The Brooklyn Nets have been granted a one-time use of the Disabled Player Exception by the NBA, according to a Yahoo! Sports report. The one-time exception would theoretically allow the Nets to replace center Brook Lopez, who underwent an independent examination by the NBA that concluded Lopez’s foot would leave him out for the season.
Though the report states that the Nets have until March 10th to use the exception, the exception expires on March 15th. If they want to use it to make a trade, they have until the regular trade deadline of February 20th.
The exception allows the Nets to either sign a player for up to $5.15 million, or trade for a player’s contract worth up to $5.25 million if that player is in the last year of his contract.
It does not create a roster spot, and since the Nets currently have a full roster, they would either have to waive a player or perform a 2-for-1 trade to open a roster spot. The Nets would still be on the hook for any player’s salary they waive. Sending players down to the D-League does not open a spot.
The Nets would also have to pay any added luxury tax penalties for using the exception. If they use the full $5.25 million, that could mean a bill for close to $30 million. The NBA will gladly take the money, but since the tax is meant to curtail spending, taxing a team for using an exception meant to replace a season-ending injury seems unnecessary.

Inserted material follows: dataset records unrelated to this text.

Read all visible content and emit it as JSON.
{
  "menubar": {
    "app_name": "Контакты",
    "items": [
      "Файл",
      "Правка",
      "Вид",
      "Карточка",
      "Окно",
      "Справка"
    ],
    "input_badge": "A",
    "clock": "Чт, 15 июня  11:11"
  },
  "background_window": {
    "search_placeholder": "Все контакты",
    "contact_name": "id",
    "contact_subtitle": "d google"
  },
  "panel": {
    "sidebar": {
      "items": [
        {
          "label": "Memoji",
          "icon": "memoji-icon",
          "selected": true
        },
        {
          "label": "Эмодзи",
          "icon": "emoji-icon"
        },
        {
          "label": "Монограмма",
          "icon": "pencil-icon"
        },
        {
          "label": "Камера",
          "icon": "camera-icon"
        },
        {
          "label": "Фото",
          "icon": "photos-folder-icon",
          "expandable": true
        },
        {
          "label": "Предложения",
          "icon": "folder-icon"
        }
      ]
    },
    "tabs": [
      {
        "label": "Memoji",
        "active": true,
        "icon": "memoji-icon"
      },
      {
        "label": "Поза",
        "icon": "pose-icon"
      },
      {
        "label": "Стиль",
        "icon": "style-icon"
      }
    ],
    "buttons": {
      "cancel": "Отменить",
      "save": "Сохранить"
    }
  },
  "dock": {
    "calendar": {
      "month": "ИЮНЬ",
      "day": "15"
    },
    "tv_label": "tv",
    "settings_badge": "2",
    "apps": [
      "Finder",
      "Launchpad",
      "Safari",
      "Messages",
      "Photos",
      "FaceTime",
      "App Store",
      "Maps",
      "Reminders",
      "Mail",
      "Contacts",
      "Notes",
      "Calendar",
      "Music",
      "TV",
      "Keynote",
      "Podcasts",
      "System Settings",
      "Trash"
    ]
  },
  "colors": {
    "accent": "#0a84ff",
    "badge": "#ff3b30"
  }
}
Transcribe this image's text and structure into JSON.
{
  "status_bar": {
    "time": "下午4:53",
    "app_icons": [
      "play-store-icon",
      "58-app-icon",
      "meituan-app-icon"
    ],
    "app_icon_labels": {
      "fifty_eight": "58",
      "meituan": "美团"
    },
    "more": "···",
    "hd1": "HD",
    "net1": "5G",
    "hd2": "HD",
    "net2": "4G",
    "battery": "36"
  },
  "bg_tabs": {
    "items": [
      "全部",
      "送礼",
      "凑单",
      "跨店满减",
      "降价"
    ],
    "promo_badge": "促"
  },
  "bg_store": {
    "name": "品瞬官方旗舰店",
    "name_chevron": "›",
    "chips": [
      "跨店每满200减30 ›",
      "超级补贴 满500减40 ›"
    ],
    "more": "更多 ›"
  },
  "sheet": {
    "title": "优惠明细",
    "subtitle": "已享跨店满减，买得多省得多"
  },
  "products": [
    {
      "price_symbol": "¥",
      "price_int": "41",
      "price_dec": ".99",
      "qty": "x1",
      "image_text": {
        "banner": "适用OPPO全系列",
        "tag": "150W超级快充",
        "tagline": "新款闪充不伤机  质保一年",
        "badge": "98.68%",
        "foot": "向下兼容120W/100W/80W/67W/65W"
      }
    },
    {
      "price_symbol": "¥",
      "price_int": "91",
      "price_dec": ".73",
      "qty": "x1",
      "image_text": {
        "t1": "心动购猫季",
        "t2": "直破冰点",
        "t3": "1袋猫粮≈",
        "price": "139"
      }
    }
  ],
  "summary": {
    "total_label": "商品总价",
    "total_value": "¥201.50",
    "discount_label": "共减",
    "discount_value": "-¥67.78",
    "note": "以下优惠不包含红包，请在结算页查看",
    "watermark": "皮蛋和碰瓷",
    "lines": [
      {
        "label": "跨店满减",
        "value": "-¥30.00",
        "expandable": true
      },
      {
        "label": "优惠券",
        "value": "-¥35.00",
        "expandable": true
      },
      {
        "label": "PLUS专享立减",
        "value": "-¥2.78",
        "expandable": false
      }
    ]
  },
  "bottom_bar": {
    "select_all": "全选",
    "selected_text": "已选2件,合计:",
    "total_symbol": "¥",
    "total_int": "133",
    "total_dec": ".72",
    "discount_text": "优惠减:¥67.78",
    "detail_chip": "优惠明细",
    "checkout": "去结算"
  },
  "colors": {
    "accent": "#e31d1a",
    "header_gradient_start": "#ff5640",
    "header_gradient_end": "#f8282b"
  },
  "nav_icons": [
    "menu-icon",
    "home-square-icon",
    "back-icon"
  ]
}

With the Nets already at a full roster, deep in the luxury tax, paying as much as $5 million with tax included for their minimum-salary players (who they’d likely need to waive), orchestrating a move for a player rental seems unlikely. But the exception was requested and granted, meaning Billy King has another tool in his kit.